Results 1 to 3 of 3

Math Help - x^2 congruent c mod p^n has solution of(c/p)=1

  1. #1
    Newbie
    Joined
    Jul 2008
    Posts
    12

    Thumbs down x^2 congruent c mod p^n has solution of(c/p)=1

    prove that x^2 congruent c mod p^n has solution if and only if (c/p)=1;
    find all primes p such that (10/p)=1;
    Follow Math Help Forum on Facebook and Google+

  2. #2
    Global Moderator

    Joined
    Nov 2005
    From
    New York City
    Posts
    10,616
    Thanks
    10
    Quote Originally Posted by vinodannu View Post
    prove that x^2 congruent c mod p^n has solution if and only if (c/p)=1;
    We will work with p an odd prime.

    One direction is obvious. We will show that if x^2 \equiv c (\bmod p^n) has a solution then x^2 \equiv c (\bmod p^{n+1}) has a solution. Let x_1 satisfy x_1^2 \equiv c(\bmod p^n). We want to find an a so that x_1+ap^n would satisfy x^2 \equiv c(\bmod p^{n+1}) i.e. x_1^2 + 2ax_1p^n  \equiv c (\bmod p^{n+1}). We can write this as 2ax_1 \equiv ( c - x_1^2)/p^n (\bmod p^{n+1}) ( this is because p^n divides c-x_1^2). Finally since \gcd(2x_1,p^{n+1}) = 1 this congruence is solvable for a. And we found our solution.
    Follow Math Help Forum on Facebook and Google+

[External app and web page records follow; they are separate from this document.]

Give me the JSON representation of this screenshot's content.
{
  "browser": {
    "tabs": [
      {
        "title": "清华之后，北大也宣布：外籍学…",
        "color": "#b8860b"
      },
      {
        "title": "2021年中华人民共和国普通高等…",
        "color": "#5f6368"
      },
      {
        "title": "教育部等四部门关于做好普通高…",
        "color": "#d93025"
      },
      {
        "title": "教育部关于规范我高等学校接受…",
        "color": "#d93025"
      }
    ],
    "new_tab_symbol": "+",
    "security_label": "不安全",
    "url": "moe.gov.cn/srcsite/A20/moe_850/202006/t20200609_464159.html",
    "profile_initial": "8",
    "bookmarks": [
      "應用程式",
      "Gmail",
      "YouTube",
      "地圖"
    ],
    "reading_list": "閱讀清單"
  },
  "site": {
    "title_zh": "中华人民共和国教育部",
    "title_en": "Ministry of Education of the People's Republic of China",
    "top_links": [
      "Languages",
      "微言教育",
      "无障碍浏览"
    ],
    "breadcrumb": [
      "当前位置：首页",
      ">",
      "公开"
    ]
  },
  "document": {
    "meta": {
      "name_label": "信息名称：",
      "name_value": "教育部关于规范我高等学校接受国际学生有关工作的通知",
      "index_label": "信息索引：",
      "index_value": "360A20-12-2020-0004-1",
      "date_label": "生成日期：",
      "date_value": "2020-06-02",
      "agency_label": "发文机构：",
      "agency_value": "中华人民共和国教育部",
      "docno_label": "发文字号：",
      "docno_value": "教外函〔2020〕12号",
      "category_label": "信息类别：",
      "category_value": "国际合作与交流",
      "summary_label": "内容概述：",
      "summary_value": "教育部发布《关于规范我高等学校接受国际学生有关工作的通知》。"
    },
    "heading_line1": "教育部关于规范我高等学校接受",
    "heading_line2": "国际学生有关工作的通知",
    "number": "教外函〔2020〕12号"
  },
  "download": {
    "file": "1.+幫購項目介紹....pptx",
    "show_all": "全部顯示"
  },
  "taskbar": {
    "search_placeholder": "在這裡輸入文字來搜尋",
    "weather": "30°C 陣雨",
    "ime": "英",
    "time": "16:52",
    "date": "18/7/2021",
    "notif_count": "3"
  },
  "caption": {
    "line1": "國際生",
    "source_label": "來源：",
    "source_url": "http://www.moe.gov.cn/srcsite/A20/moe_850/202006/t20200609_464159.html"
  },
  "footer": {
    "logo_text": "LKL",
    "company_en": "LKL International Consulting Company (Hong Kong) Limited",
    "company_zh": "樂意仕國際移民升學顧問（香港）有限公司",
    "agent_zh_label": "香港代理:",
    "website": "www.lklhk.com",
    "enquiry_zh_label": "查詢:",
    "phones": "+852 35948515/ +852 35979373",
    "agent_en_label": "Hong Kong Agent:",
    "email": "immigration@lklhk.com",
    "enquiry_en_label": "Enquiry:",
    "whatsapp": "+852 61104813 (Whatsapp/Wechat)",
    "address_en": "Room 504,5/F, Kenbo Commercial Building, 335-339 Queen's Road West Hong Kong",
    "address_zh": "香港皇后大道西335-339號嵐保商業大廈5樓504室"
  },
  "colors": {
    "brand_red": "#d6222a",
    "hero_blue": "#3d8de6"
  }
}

  3. #3
    Global Moderator

    Joined
    Nov 2005
    From
    New York City
    Posts
    10,616
    Thanks
    10
    Quote Originally Posted by vinodannu View Post
    find all primes p such that (10/p)=1
    Of course p\not = 2,5 because otherwise (10/p)=0.
    Therefore we will assume it is any other prime.

    Notice that (10/p) = (2/p)(5/p).
    Therefore for (10/p)=1 it means two things: (i) (2/p)=(5/p)=1 (ii) (2/p)=(5/p)=-1.

    We know that (2/p) = 1 iff p=8k\pm 1 and (2/p)=-1 iff p=8k\pm 3.

    We will not find those primes so that (5/p)=1.
    Note that 5\equiv 1(\bmod 4) and by quadradic reciprocity it means (5/p)=(p/5) .
    Thus, (p/5)=1 iff p\equiv \pm 1(\bmod 5) - for those are the squares mod 5.
    Therefore, (5/p)=1 iff p=5k\pm 1 and (5/p)=-1 iff p=5k\pm 2.

    Therefore, (10/p)=1 (and p\not =2,5) precisely if any eight of the conditions are satisfies:
    1) p\equiv 1(\bmod 8) and p\equiv 1(\bmod 5)
    2) p\equiv 1(\bmod 8) and p\equiv -1(\bmod 5)
    3) p\equiv -1(\bmod 8) and p\equiv 1(\bmod 5)
    4) p\equiv -1(\bmod 8) and p\equiv -1(\bmod 5)
    5) p\equiv 3(\bmod 8) and p\equiv 2(\bmod 5)
    6) p\equiv 3(\bmod 8) and p\equiv -2(\bmod 5)
    7) p\equiv -3(\bmod 8) and p\equiv 2(\bmod 5)
    8) p\equiv -3(\bmod 8) and p\equiv -2(\bmod 5)

    Using the Chinese remainder theorem we get:
    1) p\equiv 1(\bmod 40)
    2) p\equiv 9(\bmod 40)
    3) p\equiv -9(\bmod 40)
    4) p\equiv -1(\bmod 40)
    5) p\equiv -13(\bmod 40)
    6) p\equiv 3(\bmod 40)
    7) p\equiv -3(\bmod 40)
    8) p\equiv 13(\bmod 40)

    Thus, p needs to have the form 40k\pm 1,40k \pm 3, 40k\pm 9, 40k\pm 13.
    Follow Math Help Forum on Facebook and Google+

Similar Math Help Forum Discussions

  1. Is S_3 congruent to D_3?
    Posted in the Advanced Algebra Forum
    Replies: 1
    Last Post: September 29th 2011, 08:24 PM
  2. Replies: 6
    Last Post: March 14th 2011, 08:06 AM
  3. x^6 congruent to 1 (mod 19)
    Posted in the Number Theory Forum
    Replies: 10
    Last Post: March 2nd 2010, 07:54 PM
  4. Replies: 1
    Last Post: August 1st 2008, 11:01 AM
  5. congruent mod 9
    Posted in the Number Theory Forum
    Replies: 2
    Last Post: January 11th 2007, 08:07 PM

Search Tags


/mathhelpforum @mathhelpforum